What the exercise asks:
Please return the data word for word and leave out any picture it contains.

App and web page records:

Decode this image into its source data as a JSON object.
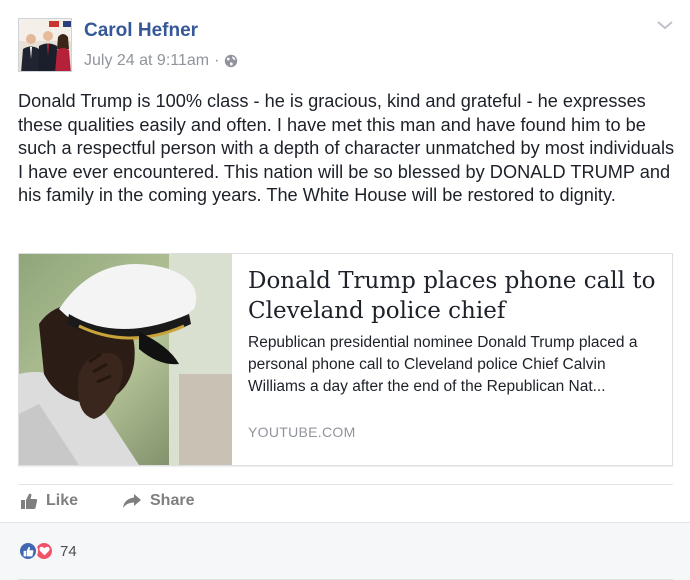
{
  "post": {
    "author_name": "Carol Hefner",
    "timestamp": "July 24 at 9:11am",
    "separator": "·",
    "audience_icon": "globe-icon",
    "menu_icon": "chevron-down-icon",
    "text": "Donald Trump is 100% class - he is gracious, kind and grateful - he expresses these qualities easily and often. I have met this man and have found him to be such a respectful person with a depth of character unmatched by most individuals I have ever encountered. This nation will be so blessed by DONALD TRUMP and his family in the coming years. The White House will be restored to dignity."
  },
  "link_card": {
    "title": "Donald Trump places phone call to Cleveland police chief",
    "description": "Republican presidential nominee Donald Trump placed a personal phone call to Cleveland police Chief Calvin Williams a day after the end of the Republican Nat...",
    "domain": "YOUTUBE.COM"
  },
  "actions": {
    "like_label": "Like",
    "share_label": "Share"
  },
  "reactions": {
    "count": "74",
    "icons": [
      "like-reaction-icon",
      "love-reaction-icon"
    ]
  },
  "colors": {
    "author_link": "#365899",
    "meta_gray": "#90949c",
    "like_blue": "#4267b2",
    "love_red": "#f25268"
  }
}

Solution below:
Decode this image into its source data as a JSON object.
{
  "post": {
    "author_name": "Carol Hefner",
    "timestamp": "July 24 at 9:11am",
    "separator": "·",
    "audience_icon": "globe-icon",
    "menu_icon": "chevron-down-icon",
    "text": "Donald Trump is 100% class - he is gracious, kind and grateful - he expresses these qualities easily and often. I have met this man and have found him to be such a respectful person with a depth of character unmatched by most individuals I have ever encountered. This nation will be so blessed by DONALD TRUMP and his family in the coming years. The White House will be restored to dignity."
  },
  "link_card": {
    "title": "Donald Trump places phone call to Cleveland police chief",
    "description": "Republican presidential nominee Donald Trump placed a personal phone call to Cleveland police Chief Calvin Williams a day after the end of the Republican Nat...",
    "domain": "YOUTUBE.COM"
  },
  "actions": {
    "like_label": "Like",
    "share_label": "Share"
  },
  "reactions": {
    "count": "74",
    "icons": [
      "like-reaction-icon",
      "love-reaction-icon"
    ]
  },
  "colors": {
    "author_link": "#365899",
    "meta_gray": "#90949c",
    "like_blue": "#4267b2",
    "love_red": "#f25268"
  }
}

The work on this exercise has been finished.